Now that more and more businesses work online only and don’t have a business premises, using a Virtual Assistant is becoming an increasingly popular way to outsource tasks.
The requirements of a Virtual Assistant will vary depending on the client.
A Virtual Assistant may be required to undertake tasks such as:
- Social media management – scheduling posts & responding to messages
- Responding to emails
- Answering calls
- Writing content
As a Virtual Assistant, you’re likely to be self-employed, which means you can set your own rates and you’ll be responsible for your own taxes.
Blogging is becoming a fantastic source of income for me – and there’s no reason why you can’t establish you’re own lucrative blog too.
Bloggers make their money in a wide range of ways – and some have turned their blogs into six-figure business.
Blogging isn’t a quick and easy way to make money. As with any business, it takes time to build up. But it’s definitely worth it.
You’ll need determination & a lot of dedication.
For me, blogging is something I absolutely love to do – and that’s how I stay motivated. As the children get older and when they’re all at school, I’ll have much more time to dedicate to my blog. Whilst I’m definitely not wishing away the time with my children, that’s something I’m really excited about because I have so many ideas, just not enough time to implement them!
Bloggers make money in a variety of ways – you can read more about how to make money blogging here.
If writing is your strength, then you could make a living working from home as a freelance writer.
You’ll need to put in a lot of work in the early days in order to build up a portfolio of work. Potential clients will need to see examples of your work before they’ll be able to offer you paid work.
Freelance writing jobs won’t just land in your lap. Initially, you may find that you have to accept lower paid jobs in order to build up a reputation and a back catalogue of work. But put in the leg work in the beginning and you’ll soon be able to increase your fees and earn decent money.

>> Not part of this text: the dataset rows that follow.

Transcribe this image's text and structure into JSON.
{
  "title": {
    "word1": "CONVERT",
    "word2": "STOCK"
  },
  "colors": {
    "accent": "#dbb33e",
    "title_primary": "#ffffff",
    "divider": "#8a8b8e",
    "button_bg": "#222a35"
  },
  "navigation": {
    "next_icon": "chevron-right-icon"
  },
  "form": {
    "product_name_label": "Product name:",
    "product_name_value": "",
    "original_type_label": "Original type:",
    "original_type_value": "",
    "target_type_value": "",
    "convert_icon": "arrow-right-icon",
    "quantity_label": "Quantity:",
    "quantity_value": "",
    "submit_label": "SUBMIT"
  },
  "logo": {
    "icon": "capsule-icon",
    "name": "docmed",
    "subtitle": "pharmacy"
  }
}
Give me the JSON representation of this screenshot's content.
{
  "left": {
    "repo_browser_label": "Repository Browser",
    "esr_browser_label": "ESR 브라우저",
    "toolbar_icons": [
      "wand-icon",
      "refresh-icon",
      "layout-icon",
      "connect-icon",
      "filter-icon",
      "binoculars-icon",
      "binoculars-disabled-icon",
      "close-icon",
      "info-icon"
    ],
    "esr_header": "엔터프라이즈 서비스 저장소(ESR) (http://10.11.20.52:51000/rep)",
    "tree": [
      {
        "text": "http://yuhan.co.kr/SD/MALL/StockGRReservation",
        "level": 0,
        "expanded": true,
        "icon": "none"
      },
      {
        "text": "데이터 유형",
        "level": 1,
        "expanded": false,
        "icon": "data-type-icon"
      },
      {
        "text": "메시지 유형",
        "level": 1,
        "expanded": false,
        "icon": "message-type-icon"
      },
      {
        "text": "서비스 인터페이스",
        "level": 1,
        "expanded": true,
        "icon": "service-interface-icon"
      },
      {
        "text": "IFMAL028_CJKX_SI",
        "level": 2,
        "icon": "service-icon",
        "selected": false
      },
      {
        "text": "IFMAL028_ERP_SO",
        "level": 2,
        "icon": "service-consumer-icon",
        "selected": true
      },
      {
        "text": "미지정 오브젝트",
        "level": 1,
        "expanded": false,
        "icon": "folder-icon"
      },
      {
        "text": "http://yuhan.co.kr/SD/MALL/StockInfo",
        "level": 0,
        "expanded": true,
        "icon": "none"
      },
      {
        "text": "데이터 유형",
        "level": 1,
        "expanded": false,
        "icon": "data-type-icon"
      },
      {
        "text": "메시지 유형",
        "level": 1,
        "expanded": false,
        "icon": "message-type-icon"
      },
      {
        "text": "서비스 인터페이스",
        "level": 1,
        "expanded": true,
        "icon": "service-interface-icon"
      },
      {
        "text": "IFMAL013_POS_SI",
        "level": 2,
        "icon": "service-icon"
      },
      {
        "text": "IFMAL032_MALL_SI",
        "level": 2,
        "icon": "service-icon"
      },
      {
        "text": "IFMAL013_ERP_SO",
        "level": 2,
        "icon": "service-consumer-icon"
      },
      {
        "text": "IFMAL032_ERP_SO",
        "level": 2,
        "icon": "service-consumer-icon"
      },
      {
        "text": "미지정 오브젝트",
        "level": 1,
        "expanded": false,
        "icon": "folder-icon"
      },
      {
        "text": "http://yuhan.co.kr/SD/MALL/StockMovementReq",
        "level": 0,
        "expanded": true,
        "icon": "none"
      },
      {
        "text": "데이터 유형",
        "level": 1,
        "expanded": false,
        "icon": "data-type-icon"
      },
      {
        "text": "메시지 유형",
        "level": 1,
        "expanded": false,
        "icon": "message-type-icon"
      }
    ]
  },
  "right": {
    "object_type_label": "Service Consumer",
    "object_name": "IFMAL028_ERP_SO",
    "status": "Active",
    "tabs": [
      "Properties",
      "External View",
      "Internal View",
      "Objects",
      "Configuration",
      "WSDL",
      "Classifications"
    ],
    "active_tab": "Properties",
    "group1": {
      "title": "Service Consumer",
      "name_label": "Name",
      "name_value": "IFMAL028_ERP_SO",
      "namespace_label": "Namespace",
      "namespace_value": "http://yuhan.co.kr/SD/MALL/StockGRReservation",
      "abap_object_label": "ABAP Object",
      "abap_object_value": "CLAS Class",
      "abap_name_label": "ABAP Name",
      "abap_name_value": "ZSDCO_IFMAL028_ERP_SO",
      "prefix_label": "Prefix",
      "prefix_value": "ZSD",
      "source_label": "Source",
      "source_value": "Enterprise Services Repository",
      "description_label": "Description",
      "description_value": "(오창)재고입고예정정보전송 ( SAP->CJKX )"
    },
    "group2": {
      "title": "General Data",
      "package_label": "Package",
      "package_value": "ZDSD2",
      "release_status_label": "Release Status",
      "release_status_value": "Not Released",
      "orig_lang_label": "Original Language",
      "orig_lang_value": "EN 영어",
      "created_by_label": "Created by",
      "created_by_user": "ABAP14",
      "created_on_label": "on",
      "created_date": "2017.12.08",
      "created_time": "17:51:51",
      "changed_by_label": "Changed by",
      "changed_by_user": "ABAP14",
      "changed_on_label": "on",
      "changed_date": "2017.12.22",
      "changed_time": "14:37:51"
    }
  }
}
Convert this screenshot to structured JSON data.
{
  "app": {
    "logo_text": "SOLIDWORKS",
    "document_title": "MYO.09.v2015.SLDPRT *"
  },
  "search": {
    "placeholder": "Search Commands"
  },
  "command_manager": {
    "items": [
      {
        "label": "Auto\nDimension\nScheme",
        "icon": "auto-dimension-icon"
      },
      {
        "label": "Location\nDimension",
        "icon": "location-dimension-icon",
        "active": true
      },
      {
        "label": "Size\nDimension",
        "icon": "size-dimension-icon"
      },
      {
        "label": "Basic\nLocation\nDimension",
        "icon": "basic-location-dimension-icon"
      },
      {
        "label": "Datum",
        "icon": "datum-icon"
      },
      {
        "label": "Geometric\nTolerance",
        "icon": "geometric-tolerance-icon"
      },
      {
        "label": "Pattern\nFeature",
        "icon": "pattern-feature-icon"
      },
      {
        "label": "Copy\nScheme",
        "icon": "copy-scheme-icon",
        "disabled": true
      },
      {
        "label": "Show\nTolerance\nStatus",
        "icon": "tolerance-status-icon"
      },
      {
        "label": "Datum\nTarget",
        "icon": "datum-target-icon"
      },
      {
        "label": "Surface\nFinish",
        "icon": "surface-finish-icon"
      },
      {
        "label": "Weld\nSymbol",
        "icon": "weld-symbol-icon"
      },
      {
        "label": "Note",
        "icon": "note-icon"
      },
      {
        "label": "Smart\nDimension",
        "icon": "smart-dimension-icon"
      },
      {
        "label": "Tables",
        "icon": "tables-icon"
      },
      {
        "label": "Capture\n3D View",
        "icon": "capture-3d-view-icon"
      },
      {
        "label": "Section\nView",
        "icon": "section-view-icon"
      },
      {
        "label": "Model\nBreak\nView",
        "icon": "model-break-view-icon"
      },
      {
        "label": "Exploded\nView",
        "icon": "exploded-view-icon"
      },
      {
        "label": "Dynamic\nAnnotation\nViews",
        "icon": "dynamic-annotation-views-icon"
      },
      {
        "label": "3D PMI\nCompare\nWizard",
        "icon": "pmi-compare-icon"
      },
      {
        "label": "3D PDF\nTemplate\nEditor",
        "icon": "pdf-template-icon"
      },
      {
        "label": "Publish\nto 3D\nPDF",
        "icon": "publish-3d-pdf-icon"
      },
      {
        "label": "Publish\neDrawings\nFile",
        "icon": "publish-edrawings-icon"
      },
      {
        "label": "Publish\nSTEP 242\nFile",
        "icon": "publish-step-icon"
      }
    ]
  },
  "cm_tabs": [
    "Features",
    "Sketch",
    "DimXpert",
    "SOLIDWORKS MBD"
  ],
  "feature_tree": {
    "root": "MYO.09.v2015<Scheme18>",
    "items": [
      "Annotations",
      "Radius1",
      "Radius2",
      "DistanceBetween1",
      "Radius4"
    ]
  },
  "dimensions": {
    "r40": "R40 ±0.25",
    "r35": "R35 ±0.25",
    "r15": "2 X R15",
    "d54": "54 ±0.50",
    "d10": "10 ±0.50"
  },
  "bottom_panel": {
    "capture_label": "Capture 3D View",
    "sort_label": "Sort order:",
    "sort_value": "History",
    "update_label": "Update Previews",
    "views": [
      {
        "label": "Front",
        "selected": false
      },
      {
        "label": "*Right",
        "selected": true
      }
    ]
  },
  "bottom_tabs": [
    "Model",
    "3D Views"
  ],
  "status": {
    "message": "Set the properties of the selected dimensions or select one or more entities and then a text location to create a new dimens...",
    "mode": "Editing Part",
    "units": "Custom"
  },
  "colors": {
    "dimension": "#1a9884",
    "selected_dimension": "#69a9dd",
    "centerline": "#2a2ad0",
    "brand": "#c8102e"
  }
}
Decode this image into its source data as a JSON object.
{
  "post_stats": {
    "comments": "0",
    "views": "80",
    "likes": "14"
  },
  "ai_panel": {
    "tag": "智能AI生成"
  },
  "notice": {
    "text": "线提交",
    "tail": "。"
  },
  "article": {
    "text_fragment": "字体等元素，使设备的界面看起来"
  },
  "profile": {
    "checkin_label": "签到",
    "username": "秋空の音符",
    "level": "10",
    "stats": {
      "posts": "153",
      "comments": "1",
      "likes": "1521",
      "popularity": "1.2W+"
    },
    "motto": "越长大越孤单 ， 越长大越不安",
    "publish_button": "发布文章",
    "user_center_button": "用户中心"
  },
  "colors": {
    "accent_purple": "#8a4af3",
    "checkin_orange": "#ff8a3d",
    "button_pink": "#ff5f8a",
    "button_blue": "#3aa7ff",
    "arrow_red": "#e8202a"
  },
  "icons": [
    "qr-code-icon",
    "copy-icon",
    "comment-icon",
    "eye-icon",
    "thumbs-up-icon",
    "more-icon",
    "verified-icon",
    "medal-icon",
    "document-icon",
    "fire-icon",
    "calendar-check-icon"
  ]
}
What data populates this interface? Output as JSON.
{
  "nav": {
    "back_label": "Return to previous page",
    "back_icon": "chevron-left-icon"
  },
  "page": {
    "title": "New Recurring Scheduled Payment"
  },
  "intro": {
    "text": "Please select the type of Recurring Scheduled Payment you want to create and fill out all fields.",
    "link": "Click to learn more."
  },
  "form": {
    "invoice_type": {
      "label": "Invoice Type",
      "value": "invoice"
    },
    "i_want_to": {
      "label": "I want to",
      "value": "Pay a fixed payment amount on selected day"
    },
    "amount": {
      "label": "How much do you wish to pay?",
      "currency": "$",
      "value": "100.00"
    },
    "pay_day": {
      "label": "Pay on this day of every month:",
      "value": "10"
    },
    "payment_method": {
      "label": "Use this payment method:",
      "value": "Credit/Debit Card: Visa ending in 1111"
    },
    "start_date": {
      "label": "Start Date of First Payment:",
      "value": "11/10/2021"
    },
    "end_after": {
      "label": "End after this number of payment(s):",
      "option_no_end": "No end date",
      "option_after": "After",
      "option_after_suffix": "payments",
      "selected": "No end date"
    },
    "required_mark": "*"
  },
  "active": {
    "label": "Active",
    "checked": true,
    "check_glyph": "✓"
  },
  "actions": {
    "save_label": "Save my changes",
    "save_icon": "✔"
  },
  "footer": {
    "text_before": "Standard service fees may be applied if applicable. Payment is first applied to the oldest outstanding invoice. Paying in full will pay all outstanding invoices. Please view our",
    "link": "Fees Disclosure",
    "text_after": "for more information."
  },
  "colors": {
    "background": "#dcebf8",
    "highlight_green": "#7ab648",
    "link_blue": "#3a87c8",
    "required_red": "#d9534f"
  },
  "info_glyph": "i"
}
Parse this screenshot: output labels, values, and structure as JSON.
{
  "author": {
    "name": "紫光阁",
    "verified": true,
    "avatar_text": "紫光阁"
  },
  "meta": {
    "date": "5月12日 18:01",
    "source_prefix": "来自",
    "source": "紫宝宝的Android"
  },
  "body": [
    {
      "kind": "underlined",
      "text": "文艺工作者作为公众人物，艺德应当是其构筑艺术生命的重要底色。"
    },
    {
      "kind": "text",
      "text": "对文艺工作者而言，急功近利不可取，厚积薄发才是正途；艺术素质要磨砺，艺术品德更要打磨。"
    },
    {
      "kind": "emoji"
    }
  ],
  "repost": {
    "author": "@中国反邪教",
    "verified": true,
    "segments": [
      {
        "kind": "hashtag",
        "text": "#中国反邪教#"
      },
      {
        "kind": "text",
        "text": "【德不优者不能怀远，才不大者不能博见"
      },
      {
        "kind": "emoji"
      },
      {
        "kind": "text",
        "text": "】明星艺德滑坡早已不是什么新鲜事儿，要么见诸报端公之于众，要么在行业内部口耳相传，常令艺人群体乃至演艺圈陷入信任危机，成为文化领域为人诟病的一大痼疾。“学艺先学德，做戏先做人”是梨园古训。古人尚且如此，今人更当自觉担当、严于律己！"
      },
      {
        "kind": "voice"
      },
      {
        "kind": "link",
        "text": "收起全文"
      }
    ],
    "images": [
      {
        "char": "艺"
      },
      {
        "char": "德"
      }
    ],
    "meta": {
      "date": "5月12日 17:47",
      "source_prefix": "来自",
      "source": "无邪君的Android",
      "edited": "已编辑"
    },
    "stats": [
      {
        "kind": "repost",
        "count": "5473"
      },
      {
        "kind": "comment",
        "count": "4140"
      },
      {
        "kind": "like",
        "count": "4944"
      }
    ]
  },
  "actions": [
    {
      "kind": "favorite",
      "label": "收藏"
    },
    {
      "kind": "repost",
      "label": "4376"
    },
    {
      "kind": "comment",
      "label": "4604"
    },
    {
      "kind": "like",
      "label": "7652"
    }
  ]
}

Translators can demand really great rates of pay – particularly if they’re offering rare languages!
Working as a translator can be really varied and you could work solely from home in an online jobs capacity, or you could branch out into contracted work for companies too.
Obviously, as a translator you’d need to be fluent in a foreign language – both written and spoken. You’ll probably need some formal qualifications along with references and examples of your work.
Data entry jobs are pretty self-explanatory, they involve handling data. The work can be quite monotonous and low-paid, but there can be quite a lot of work available.
You’ll need to be able to demonstrate that you’re computer literate, and you may need to undertake some sample jobs before you’re hired.
How to boost your chances of getting paid online jobs
There is A LOT of competition in the jobs market, particularly when it comes to work-from-home jobs. You need to make sure that you stand out from the crowd in order to stand any chance of being noticed. This might sound daunting, but there are a few simple ways you can do this:
- Work for low fees initially – this allows you to build up a reputation & build up your portfolio.
- Join forums relevant to your niche & make connections – get your name known.
- Search for Facebook groups – there are lots where jobs such as freelance writing jobs are advertised regularly (you’ll need to sift through a few of the rubbish ones).
- Sign up to Upwork and People Per Hour and make sure your profile is thorough and up-to-date.
- Create a website so that you can direct potential clients there – showcase your work and have a detailed “about me” page.
Online jobs can be fantastic, and incredibly lucrative, but the work and the benefits aren’t just going to land in your lap. You’ll need to have dedication and motivation in order to have any chance at succeeding!